Pope dispatched a portion of IX Corps under Brigadier General Isaac I. Stevens to form a rear guard to stop Jackson and cover the Federal retreat out of Centreville. That night, Jackson’s Confederates stopped along the Little River Turnpike in Pleasant Valley. Having marched ahead of their supply train, the men bivouacked without food.
Bailey, Ronald H., The Bloodiest Day: The Battle of Antietam (Alexandria, VA: Time-Life Books, 1983), p. 13; CivilWarDailyGazette.com; Crocker III, H.W., The Politically Incorrect Guide to the Civil War (Washington: Regnery Publishing, 2008), p. 49-55; Denney, Robert E., The Civil War Years: A Day-by-Day Chronicle (New York: Gramercy Books, 1992 [1998 edition]), p. 208; Foote, Shelby, The Civil War, A Narrative: Fort Sumter to Perryville (New York: Vintage Books, 1958), p. 643; Fredriksen, John C., Civil War Almanac (New York: Checkmark Books, 2007), p. 201; Freeman, Douglas Southall, Lee (Scribner, Kindle Edition, 2008), Loc 4553-65; Long, E.B. with Long, Barbara, The Civil War Day by Day (New York: Da Capo Press, Inc., 1971), p. 258-59; Time-Life Editors, Lee Takes Command: From Seven Days to Second Bull Run (Alexandria, VA: Time-Life Books, 1983), p. 167; Wert, Jeffry D., Historical Times Illustrated Encyclopedia of the Civil War (New York: Harper & Row, 1986, Patricia L. Faust ed.), p. 94-95, 129-30

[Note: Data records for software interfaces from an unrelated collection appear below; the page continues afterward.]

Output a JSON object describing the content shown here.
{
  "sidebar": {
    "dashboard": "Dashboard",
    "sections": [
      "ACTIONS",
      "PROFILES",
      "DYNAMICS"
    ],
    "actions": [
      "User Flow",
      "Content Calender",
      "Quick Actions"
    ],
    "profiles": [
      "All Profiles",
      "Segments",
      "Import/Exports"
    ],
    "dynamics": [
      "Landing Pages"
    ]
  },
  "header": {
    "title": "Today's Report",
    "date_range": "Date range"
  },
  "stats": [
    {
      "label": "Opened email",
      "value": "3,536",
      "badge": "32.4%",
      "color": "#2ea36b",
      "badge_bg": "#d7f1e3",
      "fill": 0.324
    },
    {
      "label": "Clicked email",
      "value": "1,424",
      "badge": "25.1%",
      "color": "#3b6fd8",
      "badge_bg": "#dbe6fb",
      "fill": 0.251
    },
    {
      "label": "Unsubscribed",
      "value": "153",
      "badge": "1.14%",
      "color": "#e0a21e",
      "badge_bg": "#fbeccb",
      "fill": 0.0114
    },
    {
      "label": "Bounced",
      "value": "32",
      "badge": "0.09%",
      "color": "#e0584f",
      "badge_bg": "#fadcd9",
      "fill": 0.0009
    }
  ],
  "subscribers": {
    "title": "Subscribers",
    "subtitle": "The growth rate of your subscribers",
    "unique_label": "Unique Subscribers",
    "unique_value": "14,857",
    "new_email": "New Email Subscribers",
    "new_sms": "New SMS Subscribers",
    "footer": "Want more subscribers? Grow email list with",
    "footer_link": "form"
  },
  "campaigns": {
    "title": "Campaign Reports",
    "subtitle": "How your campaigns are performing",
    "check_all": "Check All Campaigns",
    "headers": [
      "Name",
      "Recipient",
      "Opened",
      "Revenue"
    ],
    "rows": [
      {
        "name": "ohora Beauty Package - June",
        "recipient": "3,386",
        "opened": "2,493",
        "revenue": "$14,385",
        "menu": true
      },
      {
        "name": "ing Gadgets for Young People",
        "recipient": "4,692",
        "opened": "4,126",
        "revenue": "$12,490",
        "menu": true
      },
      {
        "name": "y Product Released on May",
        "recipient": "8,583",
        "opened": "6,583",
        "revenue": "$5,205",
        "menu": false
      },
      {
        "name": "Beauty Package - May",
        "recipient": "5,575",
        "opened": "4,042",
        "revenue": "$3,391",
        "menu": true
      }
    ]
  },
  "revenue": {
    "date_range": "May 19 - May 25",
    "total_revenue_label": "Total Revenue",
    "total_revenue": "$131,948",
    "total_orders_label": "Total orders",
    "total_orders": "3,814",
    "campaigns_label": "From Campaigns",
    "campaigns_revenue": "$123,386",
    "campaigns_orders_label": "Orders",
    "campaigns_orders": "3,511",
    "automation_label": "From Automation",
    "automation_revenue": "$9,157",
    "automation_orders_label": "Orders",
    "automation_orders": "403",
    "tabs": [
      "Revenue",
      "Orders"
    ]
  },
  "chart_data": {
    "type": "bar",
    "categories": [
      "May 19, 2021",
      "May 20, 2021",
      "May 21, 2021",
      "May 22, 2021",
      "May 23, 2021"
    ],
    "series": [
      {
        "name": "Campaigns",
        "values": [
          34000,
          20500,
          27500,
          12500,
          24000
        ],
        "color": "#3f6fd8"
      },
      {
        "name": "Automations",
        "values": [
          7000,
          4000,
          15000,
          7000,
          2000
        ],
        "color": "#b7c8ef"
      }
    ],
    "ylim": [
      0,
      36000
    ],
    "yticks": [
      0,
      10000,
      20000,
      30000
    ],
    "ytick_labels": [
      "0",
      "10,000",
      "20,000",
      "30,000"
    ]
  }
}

Tagged: Abraham Lincoln, Army of Northern Virginia, Army of Virginia, Bull Run, Chantilly, Henry W. Halleck, James Longstreet, Jefferson Davis, John Pope, Northern Virginia Campaign, Robert E. Lee, Second Bull Run Campaign, Thomas "Stonewall" Jackson